Most dentists have some amount of student loans, sometimes amounting in the six figures! Many are worried about how and when they are going to pay them off in full. This can be a big burden to contend with, but as a dentist, the question isn’t whether or not you can pay them, but rather when is it optimal to get aggressive with payments?

  1. While in dental school, your only option is “In-School Deferment.” Since you don’t have an income, you can’t start paying these down yet. Your main focus should be being frugal with the funds you do have available, minimizing the total tab at the end of training, and becoming the best Dentist you can be to put yourself in a position to earn a great income.
  2. Once you finish dental school the best approach will rely mainly on your income. Depending on your Debt-to-Income ratio there are several repayment options to consider.  Many Dentists have anywhere from $150-250K+ of loans and the options available include standard repayment, income-based repayment and refinancing.  Some of these strategies could result in some, if not most, of your loans forgiven at the end of a certain time period. The type of loans you have, how much, and what your income will be are the main factors to figure out what your repayment strategy should be once you start working.
  3. Income-driven repayment plans are the most common approach to paying off loans. Generally, the majority of a Dentist’s student loan balance is from the federal government. There are many different types, but the most common are Direct Federal Loans (sometimes called Stafford loans). There are both Subsidized and Unsubsidized forms of Federal Loans available. If you are a Dentist with a high Debt-to-Income ratio (meaning you have 1.5-2x the amount of loans relative to your income), your best option may be to utilize federal loan forgiveness. This means you make payments in proportion to your income, and after 20, sometimes 25 years, the government will forgive the balance you have left!  However, something to remember is the amount forgiven is taxed as ordinary income.  You will need to carve out additional savings along the way to pay the tax at the end of your payment period. Taking a disciplined approach towards forgiveness can potentially save you tens of thousands that you otherwise would have paid if you paid them off “early” or used the 10-year Standard Repayment.
  4. Private Refinancing can be another way to manage your loans and lock in your monthly payments. Unlike the IDR plans where the payment depends on your income and could change annually, refinancing will lock in your monthly payment for the entire repayment term you select. The shorter the repayment term & the higher the balance of loans you refinance will generally drive the monthly payment up.  If you stretch the term longer, you will likely free up more of your monthly budget to use for personal expenses, savings, and investments. Be aware that when choosing refinancing as a repayment option you have less flexibility than you do with the federal government (if you’re using an IDR plan).

“Any other pointers that might help?” – Yes!

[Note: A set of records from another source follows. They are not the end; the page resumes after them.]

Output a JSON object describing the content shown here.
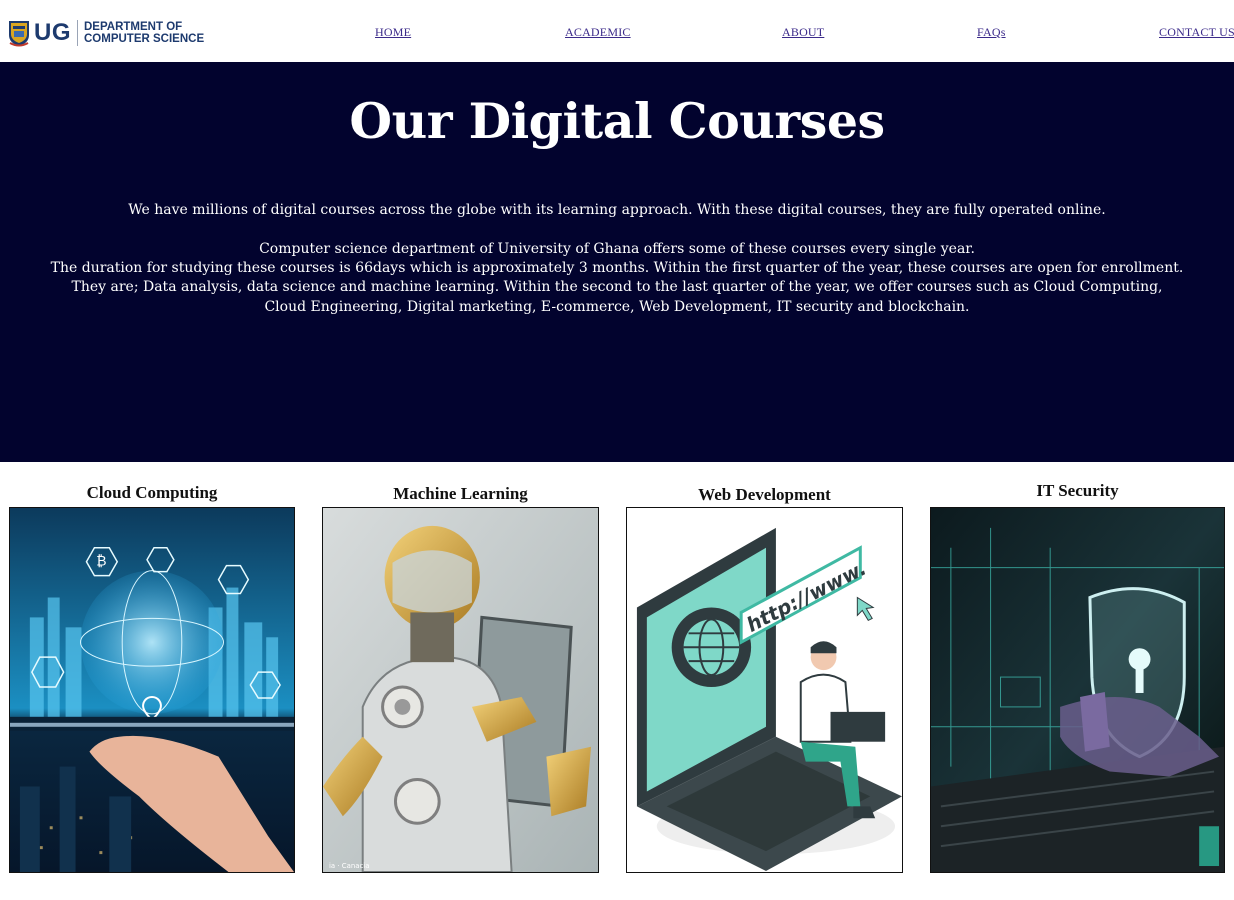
{
  "header": {
    "logo": {
      "abbr": "UG",
      "line1": "DEPARTMENT OF",
      "line2": "COMPUTER SCIENCE",
      "icon": "university-crest-icon"
    },
    "nav": [
      {
        "label": "HOME"
      },
      {
        "label": "ACADEMIC"
      },
      {
        "label": "ABOUT"
      },
      {
        "label": "FAQs"
      },
      {
        "label": "CONTACT US"
      }
    ],
    "link_color": "#3b2a8a"
  },
  "hero": {
    "title": "Our Digital Courses",
    "intro": "We have millions of digital courses across the globe with its learning approach. With these digital courses, they are fully operated online.",
    "body": [
      "Computer science department of University of Ghana offers some of these courses every single year.",
      "The duration for studying these courses is 66days which is approximately 3 months. Within the first quarter of the year, these courses are open for enrollment.",
      "They are; Data analysis, data science and machine learning. Within the second to the last quarter of the year, we offer courses such as Cloud Computing,",
      "Cloud Engineering, Digital marketing, E-commerce, Web Development, IT security and blockchain."
    ],
    "background": "#02032e"
  },
  "courses": [
    {
      "title": "Cloud Computing",
      "image": "cloud-computing-image"
    },
    {
      "title": "Machine Learning",
      "image": "robot-image"
    },
    {
      "title": "Web Development",
      "image": "laptop-www-image"
    },
    {
      "title": "IT Security",
      "image": "security-shield-image"
    }
  ]
}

  1. Put a strategy in place and stick to it. The stresses of dentistry and the looming student loan payment after your grace period may cause you to react emotionally and put you in an unfavorable position that could have lasting effects on your overall finances. If you have other goals besides solely paying off your loans—such as taking vacations, buying a house, raising a family and retiring someday—you need to have a strategy.
  2. Part of that strategy is protecting your income by securing disability coverage. Private income protection guarantees your ability to specifically practice dentistry, which is your greatest asset early on in your career. More specifically, this form of coverage allows you the ability to maintain a debt elimination plan, a Long-term Financial Plan, and your dignity for that matter (if something were to happen, God forbid). If you are hurt or sick and can’t work as a dentist, your private disability policy will pay you a monthly benefit (sometimes even if you are still working in a reduced capacity). If you can’t earn an income, how can you pay off your loans? There are many different options out there—however not all are the same and there definitely is no “one size fits all” strategy.
  3. Do your research and ask lots of questions. If you are talking with your loan servicer or an insurance agent and it seems like they are “steering you” towards one option over another, your radar should go up. You have more options than you think! Contact us to schedule a meeting and we’ll show you.
Chris Wilbur, CSLP

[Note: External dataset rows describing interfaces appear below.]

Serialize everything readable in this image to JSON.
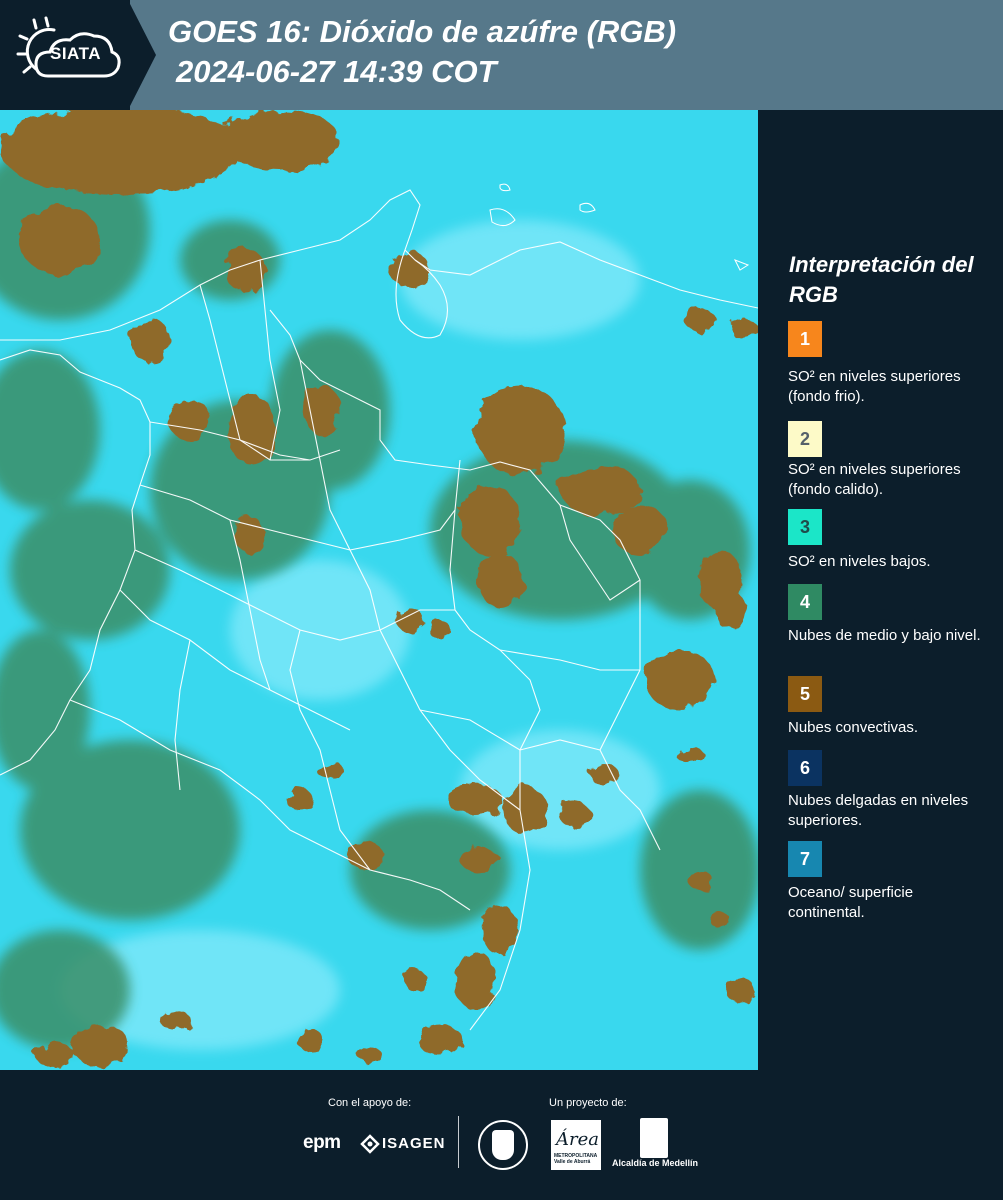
{
  "header": {
    "logo_text": "SIATA",
    "title_line1": "GOES 16: Dióxido de azúfre (RGB)",
    "title_line2": "2024-06-27 14:39 COT"
  },
  "legend": {
    "title": "Interpretación del RGB",
    "items": [
      {
        "num": "1",
        "label": "SO² en niveles superiores (fondo frio).",
        "color": "#f7861c",
        "text_color": "#ffffff"
      },
      {
        "num": "2",
        "label": "SO² en niveles superiores (fondo calido).",
        "color": "#fdfac8",
        "text_color": "#55606a"
      },
      {
        "num": "3",
        "label": "SO² en niveles bajos.",
        "color": "#1be6c8",
        "text_color": "#1f4c4a"
      },
      {
        "num": "4",
        "label": "Nubes de medio y bajo nivel.",
        "color": "#2f8a63",
        "text_color": "#ffffff"
      },
      {
        "num": "5",
        "label": "Nubes convectivas.",
        "color": "#8b5a12",
        "text_color": "#ffffff"
      },
      {
        "num": "6",
        "label": "Nubes delgadas en niveles superiores.",
        "color": "#0b3361",
        "text_color": "#ffffff"
      },
      {
        "num": "7",
        "label": "Oceano/ superficie continental.",
        "color": "#1787b0",
        "text_color": "#ffffff"
      }
    ]
  },
  "footer": {
    "support_label": "Con el apoyo de:",
    "project_label": "Un proyecto de:",
    "sponsor1": "epm",
    "sponsor2": "ISAGEN",
    "area_name": "Área",
    "area_sub": "METROPOLITANA Valle de Aburrá",
    "alcaldia": "Alcaldía de Medellín"
  },
  "colors": {
    "background": "#0c1e2b",
    "header_band": "#56788a",
    "map_base": "#39d8ee",
    "cloud_convective": "#8f6b2c",
    "cloud_low": "#3b8f68"
  }
}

Author: Chris Wilbur, CSLP

Chris runs a financial practice that aims to provide services such as comprehensive financial planning and wealth management services to professionals, families, and retirees.

Chris is a registered representative and investment advisor representative of CRI Securities, LLC and Securian Financial Services, Inc.

North Star Consultants of Texas, Inc. | 2801 Via Fortuna. Terrace VII Suite 450, Austin, TX 78746

North Star Consultants Texas, Inc. – Insurance Products and Services. CRI Securities, LLC – Securities and Investments. Securian Financial Services, Inc. – Variable Products and Securities. North Star Consultants of Texas offers securities and investment advisory services through CRI Securities, LLC and Securian Financial Services, Inc., Members FINRA/SIPC. CRI Securities, LLC is affiliated North Star Consultants of Texas and Securian Financial Services, Inc.  North Star Consultants Texas, Inc. is doing business as North Star Consultants of Texas in the state of Texas and is independently owned and operated. 2581793/DOFU 6-2019